§ **WHAT YOU NEED TO DO**
Say only how many lines in the entries below contain the word "project".

━━━━━━

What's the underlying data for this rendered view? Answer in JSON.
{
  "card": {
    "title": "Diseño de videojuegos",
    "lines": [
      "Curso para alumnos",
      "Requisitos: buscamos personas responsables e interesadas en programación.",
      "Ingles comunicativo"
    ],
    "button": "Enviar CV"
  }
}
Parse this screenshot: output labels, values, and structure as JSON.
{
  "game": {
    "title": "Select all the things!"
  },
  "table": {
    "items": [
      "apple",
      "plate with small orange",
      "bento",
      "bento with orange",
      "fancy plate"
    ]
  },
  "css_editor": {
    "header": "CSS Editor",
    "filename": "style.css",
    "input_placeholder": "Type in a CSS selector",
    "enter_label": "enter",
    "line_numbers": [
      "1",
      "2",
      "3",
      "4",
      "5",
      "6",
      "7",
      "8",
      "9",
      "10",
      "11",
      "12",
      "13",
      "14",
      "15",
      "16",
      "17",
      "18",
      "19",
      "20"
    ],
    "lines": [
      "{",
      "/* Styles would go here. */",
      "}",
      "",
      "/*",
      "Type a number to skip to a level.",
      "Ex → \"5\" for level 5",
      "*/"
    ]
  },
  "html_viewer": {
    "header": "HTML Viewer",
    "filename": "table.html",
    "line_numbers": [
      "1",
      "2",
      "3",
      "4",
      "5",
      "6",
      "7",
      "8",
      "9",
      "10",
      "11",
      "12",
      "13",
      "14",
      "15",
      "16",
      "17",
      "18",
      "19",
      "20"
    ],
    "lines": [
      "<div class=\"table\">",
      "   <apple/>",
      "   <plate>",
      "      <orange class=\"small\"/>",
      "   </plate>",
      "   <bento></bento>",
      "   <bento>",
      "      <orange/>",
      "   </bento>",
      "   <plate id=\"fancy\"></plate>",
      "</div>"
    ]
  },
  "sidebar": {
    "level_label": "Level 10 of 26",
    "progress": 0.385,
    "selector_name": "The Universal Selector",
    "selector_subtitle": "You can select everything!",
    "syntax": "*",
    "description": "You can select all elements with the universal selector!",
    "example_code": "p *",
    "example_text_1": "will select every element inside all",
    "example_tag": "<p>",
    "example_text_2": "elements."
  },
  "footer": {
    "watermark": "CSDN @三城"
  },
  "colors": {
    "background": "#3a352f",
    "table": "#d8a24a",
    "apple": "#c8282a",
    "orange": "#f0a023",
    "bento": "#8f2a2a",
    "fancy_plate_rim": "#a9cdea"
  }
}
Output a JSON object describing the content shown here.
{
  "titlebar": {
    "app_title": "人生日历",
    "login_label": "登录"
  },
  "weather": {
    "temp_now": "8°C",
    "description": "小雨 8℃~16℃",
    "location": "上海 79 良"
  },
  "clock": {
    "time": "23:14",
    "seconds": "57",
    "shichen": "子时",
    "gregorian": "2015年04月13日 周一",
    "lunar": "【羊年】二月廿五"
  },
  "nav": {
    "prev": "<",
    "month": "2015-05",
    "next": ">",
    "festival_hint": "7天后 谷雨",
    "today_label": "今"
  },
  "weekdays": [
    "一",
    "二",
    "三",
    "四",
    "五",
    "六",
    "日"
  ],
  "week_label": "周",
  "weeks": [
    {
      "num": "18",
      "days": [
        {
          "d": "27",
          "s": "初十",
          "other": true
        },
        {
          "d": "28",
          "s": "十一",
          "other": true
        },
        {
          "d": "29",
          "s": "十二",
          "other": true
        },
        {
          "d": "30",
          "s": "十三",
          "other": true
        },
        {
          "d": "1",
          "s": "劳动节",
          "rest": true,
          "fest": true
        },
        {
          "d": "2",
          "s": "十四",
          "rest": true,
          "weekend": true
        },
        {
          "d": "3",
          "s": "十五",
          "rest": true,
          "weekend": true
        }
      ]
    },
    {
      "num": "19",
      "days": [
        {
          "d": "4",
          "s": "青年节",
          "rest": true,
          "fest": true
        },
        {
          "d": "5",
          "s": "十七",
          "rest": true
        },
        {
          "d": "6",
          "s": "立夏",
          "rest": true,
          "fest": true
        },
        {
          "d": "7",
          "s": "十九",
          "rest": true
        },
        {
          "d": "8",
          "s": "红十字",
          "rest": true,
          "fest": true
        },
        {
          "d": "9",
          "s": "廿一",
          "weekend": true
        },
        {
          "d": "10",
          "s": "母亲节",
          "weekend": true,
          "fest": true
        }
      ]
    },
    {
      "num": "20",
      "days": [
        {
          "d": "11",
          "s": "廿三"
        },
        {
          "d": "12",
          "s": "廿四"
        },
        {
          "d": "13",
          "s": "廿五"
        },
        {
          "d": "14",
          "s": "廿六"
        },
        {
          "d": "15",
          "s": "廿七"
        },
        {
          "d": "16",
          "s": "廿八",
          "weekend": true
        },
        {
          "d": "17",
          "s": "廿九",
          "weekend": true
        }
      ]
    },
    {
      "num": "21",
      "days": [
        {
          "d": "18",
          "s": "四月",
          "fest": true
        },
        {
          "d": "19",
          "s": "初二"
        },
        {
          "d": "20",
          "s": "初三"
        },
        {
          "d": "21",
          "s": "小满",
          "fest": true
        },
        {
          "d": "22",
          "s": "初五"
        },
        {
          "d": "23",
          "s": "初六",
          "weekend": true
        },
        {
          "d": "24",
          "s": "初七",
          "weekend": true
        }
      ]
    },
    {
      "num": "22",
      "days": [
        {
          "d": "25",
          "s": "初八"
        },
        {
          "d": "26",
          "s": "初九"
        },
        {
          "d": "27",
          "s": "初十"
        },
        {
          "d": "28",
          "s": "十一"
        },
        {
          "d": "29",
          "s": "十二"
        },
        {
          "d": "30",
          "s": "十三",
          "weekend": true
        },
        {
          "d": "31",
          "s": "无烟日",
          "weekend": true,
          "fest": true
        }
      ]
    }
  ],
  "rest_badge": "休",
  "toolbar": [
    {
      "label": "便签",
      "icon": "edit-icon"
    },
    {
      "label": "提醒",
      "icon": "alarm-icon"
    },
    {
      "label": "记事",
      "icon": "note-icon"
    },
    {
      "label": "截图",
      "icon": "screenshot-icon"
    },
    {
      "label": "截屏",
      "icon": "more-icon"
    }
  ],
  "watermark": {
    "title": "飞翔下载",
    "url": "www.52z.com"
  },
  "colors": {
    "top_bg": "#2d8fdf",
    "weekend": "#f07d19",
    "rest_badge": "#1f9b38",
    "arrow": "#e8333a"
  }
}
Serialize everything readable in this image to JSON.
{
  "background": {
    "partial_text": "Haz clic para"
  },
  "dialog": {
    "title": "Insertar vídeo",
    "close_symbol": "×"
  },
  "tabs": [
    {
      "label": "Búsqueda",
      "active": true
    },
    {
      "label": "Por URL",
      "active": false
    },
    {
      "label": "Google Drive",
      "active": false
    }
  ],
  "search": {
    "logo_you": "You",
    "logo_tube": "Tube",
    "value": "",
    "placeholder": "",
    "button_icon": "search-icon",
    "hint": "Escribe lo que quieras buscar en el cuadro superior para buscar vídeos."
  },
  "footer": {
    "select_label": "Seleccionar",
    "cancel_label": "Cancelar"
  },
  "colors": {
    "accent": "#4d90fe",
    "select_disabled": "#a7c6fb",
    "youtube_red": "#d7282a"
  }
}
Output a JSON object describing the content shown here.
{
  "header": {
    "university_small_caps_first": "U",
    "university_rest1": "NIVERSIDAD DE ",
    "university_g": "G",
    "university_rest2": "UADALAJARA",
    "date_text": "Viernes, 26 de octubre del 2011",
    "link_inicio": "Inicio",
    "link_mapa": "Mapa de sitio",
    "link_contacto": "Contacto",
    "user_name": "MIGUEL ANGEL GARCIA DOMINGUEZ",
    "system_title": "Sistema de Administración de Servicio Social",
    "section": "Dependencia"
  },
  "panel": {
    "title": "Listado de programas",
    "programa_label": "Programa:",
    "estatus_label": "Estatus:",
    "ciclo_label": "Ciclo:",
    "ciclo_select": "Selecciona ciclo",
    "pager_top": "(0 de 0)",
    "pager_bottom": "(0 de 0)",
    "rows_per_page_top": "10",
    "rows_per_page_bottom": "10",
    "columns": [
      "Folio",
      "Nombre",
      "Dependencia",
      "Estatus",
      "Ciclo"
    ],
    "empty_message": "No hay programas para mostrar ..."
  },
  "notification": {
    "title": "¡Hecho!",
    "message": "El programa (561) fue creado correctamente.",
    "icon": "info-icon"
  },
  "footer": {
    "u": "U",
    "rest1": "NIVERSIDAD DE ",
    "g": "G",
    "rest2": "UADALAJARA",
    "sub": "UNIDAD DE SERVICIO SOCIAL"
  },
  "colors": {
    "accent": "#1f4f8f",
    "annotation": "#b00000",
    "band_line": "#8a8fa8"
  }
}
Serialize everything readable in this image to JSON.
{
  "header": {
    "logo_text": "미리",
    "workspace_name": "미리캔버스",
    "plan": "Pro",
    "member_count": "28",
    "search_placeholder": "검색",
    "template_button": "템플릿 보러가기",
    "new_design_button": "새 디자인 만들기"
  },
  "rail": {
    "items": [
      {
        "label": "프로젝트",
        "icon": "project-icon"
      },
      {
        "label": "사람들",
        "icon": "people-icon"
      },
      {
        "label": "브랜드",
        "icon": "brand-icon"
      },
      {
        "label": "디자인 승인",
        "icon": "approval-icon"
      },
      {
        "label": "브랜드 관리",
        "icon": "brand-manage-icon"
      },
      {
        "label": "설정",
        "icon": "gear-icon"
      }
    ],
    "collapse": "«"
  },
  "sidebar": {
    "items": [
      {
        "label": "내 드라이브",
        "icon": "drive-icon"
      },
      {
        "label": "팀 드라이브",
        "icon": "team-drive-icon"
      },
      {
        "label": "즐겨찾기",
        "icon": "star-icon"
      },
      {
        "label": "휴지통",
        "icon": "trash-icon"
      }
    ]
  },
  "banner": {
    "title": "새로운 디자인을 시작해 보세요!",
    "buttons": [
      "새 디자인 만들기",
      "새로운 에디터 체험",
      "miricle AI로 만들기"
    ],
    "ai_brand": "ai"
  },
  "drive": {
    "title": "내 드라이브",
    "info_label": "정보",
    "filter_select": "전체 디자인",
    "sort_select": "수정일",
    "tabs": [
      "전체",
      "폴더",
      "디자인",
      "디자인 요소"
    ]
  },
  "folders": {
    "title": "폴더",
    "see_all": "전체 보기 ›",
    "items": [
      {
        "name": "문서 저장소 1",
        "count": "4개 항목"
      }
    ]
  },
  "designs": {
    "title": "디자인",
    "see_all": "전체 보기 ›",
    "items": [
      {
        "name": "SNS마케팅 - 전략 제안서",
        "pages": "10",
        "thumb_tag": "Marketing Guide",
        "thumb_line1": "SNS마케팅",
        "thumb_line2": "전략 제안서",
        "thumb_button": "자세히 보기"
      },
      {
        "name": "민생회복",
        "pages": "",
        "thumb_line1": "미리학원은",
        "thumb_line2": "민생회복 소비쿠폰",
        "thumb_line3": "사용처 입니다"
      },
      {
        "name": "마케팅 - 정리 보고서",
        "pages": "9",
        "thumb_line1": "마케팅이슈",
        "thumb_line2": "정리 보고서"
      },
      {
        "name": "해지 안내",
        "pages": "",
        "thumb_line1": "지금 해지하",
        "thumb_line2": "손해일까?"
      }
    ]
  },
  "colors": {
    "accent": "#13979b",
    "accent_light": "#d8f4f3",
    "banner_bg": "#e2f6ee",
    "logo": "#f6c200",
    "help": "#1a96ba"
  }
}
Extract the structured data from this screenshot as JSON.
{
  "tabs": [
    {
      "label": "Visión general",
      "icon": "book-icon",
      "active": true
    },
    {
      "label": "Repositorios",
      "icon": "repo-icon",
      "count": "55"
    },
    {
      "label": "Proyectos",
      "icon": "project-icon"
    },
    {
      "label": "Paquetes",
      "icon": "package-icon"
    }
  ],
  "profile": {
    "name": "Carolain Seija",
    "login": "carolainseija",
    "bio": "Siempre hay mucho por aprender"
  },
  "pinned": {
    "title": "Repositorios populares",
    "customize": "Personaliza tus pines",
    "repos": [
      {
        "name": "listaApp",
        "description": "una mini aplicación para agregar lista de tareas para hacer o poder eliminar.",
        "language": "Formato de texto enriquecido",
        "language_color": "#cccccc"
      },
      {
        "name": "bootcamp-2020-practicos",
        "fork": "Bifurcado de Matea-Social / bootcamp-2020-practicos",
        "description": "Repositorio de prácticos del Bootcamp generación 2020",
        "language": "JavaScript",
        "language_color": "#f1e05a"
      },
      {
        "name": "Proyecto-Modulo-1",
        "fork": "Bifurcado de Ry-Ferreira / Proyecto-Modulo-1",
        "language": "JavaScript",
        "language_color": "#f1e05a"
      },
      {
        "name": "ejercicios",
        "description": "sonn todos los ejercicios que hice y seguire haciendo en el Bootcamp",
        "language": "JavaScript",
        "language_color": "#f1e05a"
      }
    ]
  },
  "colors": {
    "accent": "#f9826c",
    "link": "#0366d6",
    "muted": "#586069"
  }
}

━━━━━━

§ **RESULT OF THE TASK**
2